Thank you to Nancy Huehnergarth, former co-founder and executive director of the New York State Healthy Eating and Physical Activity Alliance (NYSHEPA), for sharing the following piece of industry co-optation history with us:
“I’m reading Salt, Sugar, Fat by Michael Moss (which is fantastic and I highly recommend it to everyone) and came across this gem in the “Sugar” section. Sounds awfully familiar, don’t you think?
Moss describes how in the mid-1950s, General Foods determinedly infiltrated the American Home Economics Association, which was, at the time, dedicated to teaching healthy, home cooking from scratch. In contrast, General Foods (the food mega-corporation of the time) was promoting newfangled processed (“convenience”) foods like cake mixes, Stove Top Stuffing, Bisquick, Minute Rice, Jell-O and Post cereals. In order to increase sales and undermine the teachings of the home economics instructors of that era:
“…the processed food industry had to come up with another, more insidious strategy.
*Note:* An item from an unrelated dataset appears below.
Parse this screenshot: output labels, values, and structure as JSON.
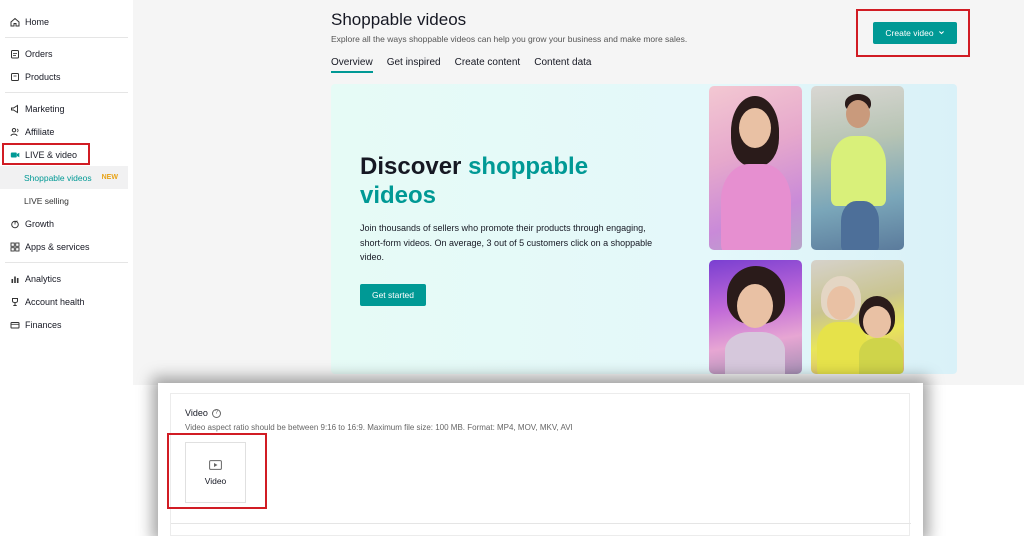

Like the Hoover-era FBI pursuing its enemies list, the industry infiltrated the association of home economics teachers. This operation started with money and advertising, an archive of the association’s journal reveals.
In 1957 alone, General Foods funneled $288,250 into the grants and fellowship program of the home economics association, winning the gratitude of a generation of teachers. The association then devoted a special section of its journal to publicizing all the convenient products, from Stove Top Stuffing to nine-serving cake mixes. And General Foods and other manufacturers took out big ads for the hospitality booths they set up at the association fairs.
Then the food industry began sending people to further reshape the association to its own designs. It sponsored candidates for the organization’s top leadership posts, candidates who would bring a decidedly pro-industrial view to home economics…”
The above passage certainly hits close to home. It is precisely the infiltration of the food industry in the Academy of Nutrition and Dietetics that we want to come to an end, so we can once and for all take back the Registered Dietitian credential.